Problem »
Every entry is to be returned verbatim.

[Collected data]
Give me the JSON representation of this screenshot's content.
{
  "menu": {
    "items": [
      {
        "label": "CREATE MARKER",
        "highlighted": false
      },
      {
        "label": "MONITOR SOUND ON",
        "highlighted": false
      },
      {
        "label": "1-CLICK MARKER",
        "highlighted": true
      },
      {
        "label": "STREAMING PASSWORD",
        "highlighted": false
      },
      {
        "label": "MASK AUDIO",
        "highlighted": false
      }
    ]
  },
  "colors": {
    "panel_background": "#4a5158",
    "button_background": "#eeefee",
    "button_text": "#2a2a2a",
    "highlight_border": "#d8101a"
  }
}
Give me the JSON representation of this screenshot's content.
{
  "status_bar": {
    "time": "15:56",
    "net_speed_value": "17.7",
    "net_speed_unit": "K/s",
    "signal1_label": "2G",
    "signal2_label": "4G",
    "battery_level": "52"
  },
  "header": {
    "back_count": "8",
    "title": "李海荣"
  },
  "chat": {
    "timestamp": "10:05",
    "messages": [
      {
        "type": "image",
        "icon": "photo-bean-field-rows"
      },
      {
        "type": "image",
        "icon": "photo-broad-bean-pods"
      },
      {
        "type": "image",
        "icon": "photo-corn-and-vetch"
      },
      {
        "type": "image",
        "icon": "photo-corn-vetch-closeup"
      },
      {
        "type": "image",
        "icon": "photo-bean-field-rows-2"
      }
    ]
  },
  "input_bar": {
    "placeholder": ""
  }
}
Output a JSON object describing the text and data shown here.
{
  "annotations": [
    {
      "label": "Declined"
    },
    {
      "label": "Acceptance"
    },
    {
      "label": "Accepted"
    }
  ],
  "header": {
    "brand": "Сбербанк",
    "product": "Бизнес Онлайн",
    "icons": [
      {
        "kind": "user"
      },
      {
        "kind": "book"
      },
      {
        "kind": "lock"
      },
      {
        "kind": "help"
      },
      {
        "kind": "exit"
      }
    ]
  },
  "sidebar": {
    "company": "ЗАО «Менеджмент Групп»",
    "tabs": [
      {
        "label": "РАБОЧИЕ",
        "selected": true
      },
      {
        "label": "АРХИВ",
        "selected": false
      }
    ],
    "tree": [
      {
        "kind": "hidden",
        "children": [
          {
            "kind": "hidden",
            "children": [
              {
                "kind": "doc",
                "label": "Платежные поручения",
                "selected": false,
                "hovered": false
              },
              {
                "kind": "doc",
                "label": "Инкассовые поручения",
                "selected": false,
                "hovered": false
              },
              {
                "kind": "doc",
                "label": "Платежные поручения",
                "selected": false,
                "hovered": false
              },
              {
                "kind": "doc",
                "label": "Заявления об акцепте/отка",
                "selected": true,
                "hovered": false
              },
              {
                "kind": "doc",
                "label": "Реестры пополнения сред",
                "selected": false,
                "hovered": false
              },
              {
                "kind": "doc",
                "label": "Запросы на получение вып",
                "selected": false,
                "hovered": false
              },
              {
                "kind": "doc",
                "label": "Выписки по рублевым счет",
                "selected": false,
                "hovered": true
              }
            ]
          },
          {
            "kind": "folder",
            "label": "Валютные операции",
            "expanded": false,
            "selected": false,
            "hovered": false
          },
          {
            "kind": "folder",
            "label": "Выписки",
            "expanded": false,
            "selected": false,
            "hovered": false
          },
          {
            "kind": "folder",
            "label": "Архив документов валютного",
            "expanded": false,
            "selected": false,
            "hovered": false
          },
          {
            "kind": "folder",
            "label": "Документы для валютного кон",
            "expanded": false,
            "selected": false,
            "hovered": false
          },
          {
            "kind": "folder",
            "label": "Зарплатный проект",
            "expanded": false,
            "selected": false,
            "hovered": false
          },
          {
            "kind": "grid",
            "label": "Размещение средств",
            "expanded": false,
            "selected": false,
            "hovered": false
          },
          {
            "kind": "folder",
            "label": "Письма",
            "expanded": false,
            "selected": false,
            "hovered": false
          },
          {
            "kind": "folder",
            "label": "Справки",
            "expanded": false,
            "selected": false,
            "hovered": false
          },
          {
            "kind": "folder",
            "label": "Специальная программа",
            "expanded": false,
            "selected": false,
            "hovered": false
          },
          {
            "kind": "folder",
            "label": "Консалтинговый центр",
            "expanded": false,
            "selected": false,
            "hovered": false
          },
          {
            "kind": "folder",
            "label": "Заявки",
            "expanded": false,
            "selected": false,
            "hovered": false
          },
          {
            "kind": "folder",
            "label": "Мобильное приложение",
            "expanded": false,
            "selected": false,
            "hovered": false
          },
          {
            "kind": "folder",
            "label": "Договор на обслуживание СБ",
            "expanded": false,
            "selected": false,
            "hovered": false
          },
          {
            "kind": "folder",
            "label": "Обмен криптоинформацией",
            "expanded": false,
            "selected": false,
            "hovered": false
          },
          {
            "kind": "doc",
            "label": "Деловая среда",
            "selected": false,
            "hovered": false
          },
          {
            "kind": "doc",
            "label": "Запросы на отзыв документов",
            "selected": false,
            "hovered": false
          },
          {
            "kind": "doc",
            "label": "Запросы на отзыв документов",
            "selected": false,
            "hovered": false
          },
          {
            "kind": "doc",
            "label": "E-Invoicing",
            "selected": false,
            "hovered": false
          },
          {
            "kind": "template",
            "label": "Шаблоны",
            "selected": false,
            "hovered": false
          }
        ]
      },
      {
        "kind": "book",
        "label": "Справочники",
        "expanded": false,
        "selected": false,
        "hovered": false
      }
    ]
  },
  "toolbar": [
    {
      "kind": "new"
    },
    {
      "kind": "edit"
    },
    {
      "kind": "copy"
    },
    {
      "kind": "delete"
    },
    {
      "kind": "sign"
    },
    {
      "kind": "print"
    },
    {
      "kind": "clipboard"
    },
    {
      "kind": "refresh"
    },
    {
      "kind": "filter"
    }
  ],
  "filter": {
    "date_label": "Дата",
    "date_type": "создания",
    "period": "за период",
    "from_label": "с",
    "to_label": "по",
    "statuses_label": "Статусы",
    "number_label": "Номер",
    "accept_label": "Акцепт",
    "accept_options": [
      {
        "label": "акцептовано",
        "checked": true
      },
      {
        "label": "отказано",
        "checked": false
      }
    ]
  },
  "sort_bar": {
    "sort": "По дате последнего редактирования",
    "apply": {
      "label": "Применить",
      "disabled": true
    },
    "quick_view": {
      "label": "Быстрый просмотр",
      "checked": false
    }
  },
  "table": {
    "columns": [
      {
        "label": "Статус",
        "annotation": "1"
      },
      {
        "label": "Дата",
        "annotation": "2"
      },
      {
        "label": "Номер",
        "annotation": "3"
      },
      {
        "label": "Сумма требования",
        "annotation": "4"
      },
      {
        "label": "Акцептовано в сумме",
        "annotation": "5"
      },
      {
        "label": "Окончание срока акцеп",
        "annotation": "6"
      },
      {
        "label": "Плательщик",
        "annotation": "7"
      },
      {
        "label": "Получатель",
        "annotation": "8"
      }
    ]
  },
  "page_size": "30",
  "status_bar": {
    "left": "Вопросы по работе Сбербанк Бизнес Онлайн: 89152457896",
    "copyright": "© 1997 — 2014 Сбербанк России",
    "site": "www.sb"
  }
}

Exercise answer »
Give me the JSON representation of this screenshot's content.
{
  "menu": {
    "items": [
      {
        "label": "CREATE MARKER",
        "highlighted": false
      },
      {
        "label": "MONITOR SOUND ON",
        "highlighted": false
      },
      {
        "label": "1-CLICK MARKER",
        "highlighted": true
      },
      {
        "label": "STREAMING PASSWORD",
        "highlighted": false
      },
      {
        "label": "MASK AUDIO",
        "highlighted": false
      }
    ]
  },
  "colors": {
    "panel_background": "#4a5158",
    "button_background": "#eeefee",
    "button_text": "#2a2a2a",
    "highlight_border": "#d8101a"
  }
}
Give me the JSON representation of this screenshot's content.
{
  "status_bar": {
    "time": "15:56",
    "net_speed_value": "17.7",
    "net_speed_unit": "K/s",
    "signal1_label": "2G",
    "signal2_label": "4G",
    "battery_level": "52"
  },
  "header": {
    "back_count": "8",
    "title": "李海荣"
  },
  "chat": {
    "timestamp": "10:05",
    "messages": [
      {
        "type": "image",
        "icon": "photo-bean-field-rows"
      },
      {
        "type": "image",
        "icon": "photo-broad-bean-pods"
      },
      {
        "type": "image",
        "icon": "photo-corn-and-vetch"
      },
      {
        "type": "image",
        "icon": "photo-corn-vetch-closeup"
      },
      {
        "type": "image",
        "icon": "photo-bean-field-rows-2"
      }
    ]
  },
  "input_bar": {
    "placeholder": ""
  }
}
Output a JSON object describing the text and data shown here.
{
  "annotations": [
    {
      "label": "Declined"
    },
    {
      "label": "Acceptance"
    },
    {
      "label": "Accepted"
    }
  ],
  "header": {
    "brand": "Сбербанк",
    "product": "Бизнес Онлайн",
    "icons": [
      {
        "kind": "user"
      },
      {
        "kind": "book"
      },
      {
        "kind": "lock"
      },
      {
        "kind": "help"
      },
      {
        "kind": "exit"
      }
    ]
  },
  "sidebar": {
    "company": "ЗАО «Менеджмент Групп»",
    "tabs": [
      {
        "label": "РАБОЧИЕ",
        "selected": true
      },
      {
        "label": "АРХИВ",
        "selected": false
      }
    ],
    "tree": [
      {
        "kind": "hidden",
        "children": [
          {
            "kind": "hidden",
            "children": [
              {
                "kind": "doc",
                "label": "Платежные поручения",
                "selected": false,
                "hovered": false
              },
              {
                "kind": "doc",
                "label": "Инкассовые поручения",
                "selected": false,
                "hovered": false
              },
              {
                "kind": "doc",
                "label": "Платежные поручения",
                "selected": false,
                "hovered": false
              },
              {
                "kind": "doc",
                "label": "Заявления об акцепте/отка",
                "selected": true,
                "hovered": false
              },
              {
                "kind": "doc",
                "label": "Реестры пополнения сред",
                "selected": false,
                "hovered": false
              },
              {
                "kind": "doc",
                "label": "Запросы на получение вып",
                "selected": false,
                "hovered": false
              },
              {
                "kind": "doc",
                "label": "Выписки по рублевым счет",
                "selected": false,
                "hovered": true
              }
            ]
          },
          {
            "kind": "folder",
            "label": "Валютные операции",
            "expanded": false,
            "selected": false,
            "hovered": false
          },
          {
            "kind": "folder",
            "label": "Выписки",
            "expanded": false,
            "selected": false,
            "hovered": false
          },
          {
            "kind": "folder",
            "label": "Архив документов валютного",
            "expanded": false,
            "selected": false,
            "hovered": false
          },
          {
            "kind": "folder",
            "label": "Документы для валютного кон",
            "expanded": false,
            "selected": false,
            "hovered": false
          },
          {
            "kind": "folder",
            "label": "Зарплатный проект",
            "expanded": false,
            "selected": false,
            "hovered": false
          },
          {
            "kind": "grid",
            "label": "Размещение средств",
            "expanded": false,
            "selected": false,
            "hovered": false
          },
          {
            "kind": "folder",
            "label": "Письма",
            "expanded": false,
            "selected": false,
            "hovered": false
          },
          {
            "kind": "folder",
            "label": "Справки",
            "expanded": false,
            "selected": false,
            "hovered": false
          },
          {
            "kind": "folder",
            "label": "Специальная программа",
            "expanded": false,
            "selected": false,
            "hovered": false
          },
          {
            "kind": "folder",
            "label": "Консалтинговый центр",
            "expanded": false,
            "selected": false,
            "hovered": false
          },
          {
            "kind": "folder",
            "label": "Заявки",
            "expanded": false,
            "selected": false,
            "hovered": false
          },
          {
            "kind": "folder",
            "label": "Мобильное приложение",
            "expanded": false,
            "selected": false,
            "hovered": false
          },
          {
            "kind": "folder",
            "label": "Договор на обслуживание СБ",
            "expanded": false,
            "selected": false,
            "hovered": false
          },
          {
            "kind": "folder",
            "label": "Обмен криптоинформацией",
            "expanded": false,
            "selected": false,
            "hovered": false
          },
          {
            "kind": "doc",
            "label": "Деловая среда",
            "selected": false,
            "hovered": false
          },
          {
            "kind": "doc",
            "label": "Запросы на отзыв документов",
            "selected": false,
            "hovered": false
          },
          {
            "kind": "doc",
            "label": "Запросы на отзыв документов",
            "selected": false,
            "hovered": false
          },
          {
            "kind": "doc",
            "label": "E-Invoicing",
            "selected": false,
            "hovered": false
          },
          {
            "kind": "template",
            "label": "Шаблоны",
            "selected": false,
            "hovered": false
          }
        ]
      },
      {
        "kind": "book",
        "label": "Справочники",
        "expanded": false,
        "selected": false,
        "hovered": false
      }
    ]
  },
  "toolbar": [
    {
      "kind": "new"
    },
    {
      "kind": "edit"
    },
    {
      "kind": "copy"
    },
    {
      "kind": "delete"
    },
    {
      "kind": "sign"
    },
    {
      "kind": "print"
    },
    {
      "kind": "clipboard"
    },
    {
      "kind": "refresh"
    },
    {
      "kind": "filter"
    }
  ],
  "filter": {
    "date_label": "Дата",
    "date_type": "создания",
    "period": "за период",
    "from_label": "с",
    "to_label": "по",
    "statuses_label": "Статусы",
    "number_label": "Номер",
    "accept_label": "Акцепт",
    "accept_options": [
      {
        "label": "акцептовано",
        "checked": true
      },
      {
        "label": "отказано",
        "checked": false
      }
    ]
  },
  "sort_bar": {
    "sort": "По дате последнего редактирования",
    "apply": {
      "label": "Применить",
      "disabled": true
    },
    "quick_view": {
      "label": "Быстрый просмотр",
      "checked": false
    }
  },
  "table": {
    "columns": [
      {
        "label": "Статус",
        "annotation": "1"
      },
      {
        "label": "Дата",
        "annotation": "2"
      },
      {
        "label": "Номер",
        "annotation": "3"
      },
      {
        "label": "Сумма требования",
        "annotation": "4"
      },
      {
        "label": "Акцептовано в сумме",
        "annotation": "5"
      },
      {
        "label": "Окончание срока акцеп",
        "annotation": "6"
      },
      {
        "label": "Плательщик",
        "annotation": "7"
      },
      {
        "label": "Получатель",
        "annotation": "8"
      }
    ]
  },
  "page_size": "30",
  "status_bar": {
    "left": "Вопросы по работе Сбербанк Бизнес Онлайн: 89152457896",
    "copyright": "© 1997 — 2014 Сбербанк России",
    "site": "www.sb"
  }
}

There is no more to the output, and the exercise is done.